  • Discoveries are shared and the solutions examined
  • The techniques involved are practised and 'coached'
  • The game is resumed with particular attention on the points which have been examined and practised.
In this approach, games are structured situations for experimenting, problem solving and discovery. Children are encouraged to notice what is worth investigating, practising and discovering, and to put forward suggestions and questions. A most important function of the teacher at such times is to set questions and to follow up children's responses and discoveries. Teacher skill in posing questions is important. Discussions between teacher and student/s, and between the students themselves, will play a more important part in this approach to games teaching than a 'conventional approach'.

In a games lesson, the teacher might regulate any of the following as a starting point for game design:
- apparatus
- playing area
- rules
- numbers per side

These general principles outlined above govern the planning of games teaching that has a focus on movement education.
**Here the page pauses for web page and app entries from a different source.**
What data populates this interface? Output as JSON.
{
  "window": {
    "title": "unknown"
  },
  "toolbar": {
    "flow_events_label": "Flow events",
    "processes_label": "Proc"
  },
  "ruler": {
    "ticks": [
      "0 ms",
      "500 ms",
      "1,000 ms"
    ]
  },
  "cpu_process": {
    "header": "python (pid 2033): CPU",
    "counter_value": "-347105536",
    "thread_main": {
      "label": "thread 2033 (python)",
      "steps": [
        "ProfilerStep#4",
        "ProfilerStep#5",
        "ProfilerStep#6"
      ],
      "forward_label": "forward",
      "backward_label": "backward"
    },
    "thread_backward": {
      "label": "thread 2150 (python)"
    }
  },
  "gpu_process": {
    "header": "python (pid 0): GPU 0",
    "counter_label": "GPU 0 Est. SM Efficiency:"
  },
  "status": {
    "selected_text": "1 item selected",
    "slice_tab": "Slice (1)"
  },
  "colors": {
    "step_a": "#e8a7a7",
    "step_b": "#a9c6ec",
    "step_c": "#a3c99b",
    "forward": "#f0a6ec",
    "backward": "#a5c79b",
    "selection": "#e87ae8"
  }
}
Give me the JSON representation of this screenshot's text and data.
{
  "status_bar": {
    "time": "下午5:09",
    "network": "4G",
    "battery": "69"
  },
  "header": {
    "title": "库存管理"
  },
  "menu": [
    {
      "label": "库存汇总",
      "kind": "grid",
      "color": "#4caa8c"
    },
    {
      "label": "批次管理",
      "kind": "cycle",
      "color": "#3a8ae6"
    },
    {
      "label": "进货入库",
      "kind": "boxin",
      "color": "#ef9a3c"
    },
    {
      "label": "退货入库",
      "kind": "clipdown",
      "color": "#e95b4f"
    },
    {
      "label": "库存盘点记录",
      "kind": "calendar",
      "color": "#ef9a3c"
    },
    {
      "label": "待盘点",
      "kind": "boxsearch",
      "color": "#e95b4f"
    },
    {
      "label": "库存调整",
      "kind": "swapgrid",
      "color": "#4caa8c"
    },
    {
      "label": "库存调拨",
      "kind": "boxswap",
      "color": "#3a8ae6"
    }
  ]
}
That is, to teach for understanding of the essential features of games and the opportunities these features afford.

# The approach just outlined and its rational, was first proposed in 1969 in the text: Mauldon, E., & Redfern, H. (1969). Games teaching: A new approach for the primary school. London: MacDonald and Evans. People familiar with a game-based or 'tactical models' for games teaching will see many similarities in the Mauldon & Redfern approach outlined above and Teaching Games for Understanding (UK), Game Sense (Australia) and Tactical Games (USA). 

I first came across Mauldon & Redfern's work in 2010 while researching for my PhD, 'Rethinking Sport Teaching in Physical Education'. I was struck by how similar the 'new approach' they proposed was to explanations and demonstrations of 'progressive' approaches to games and sport teaching in PE. I suspect that if one was to see this New Approach in action on 'teaching rounds' today, it would still be considered a new, progressive or innovative way of teaching primary school PE by many.


Comments

Popular Posts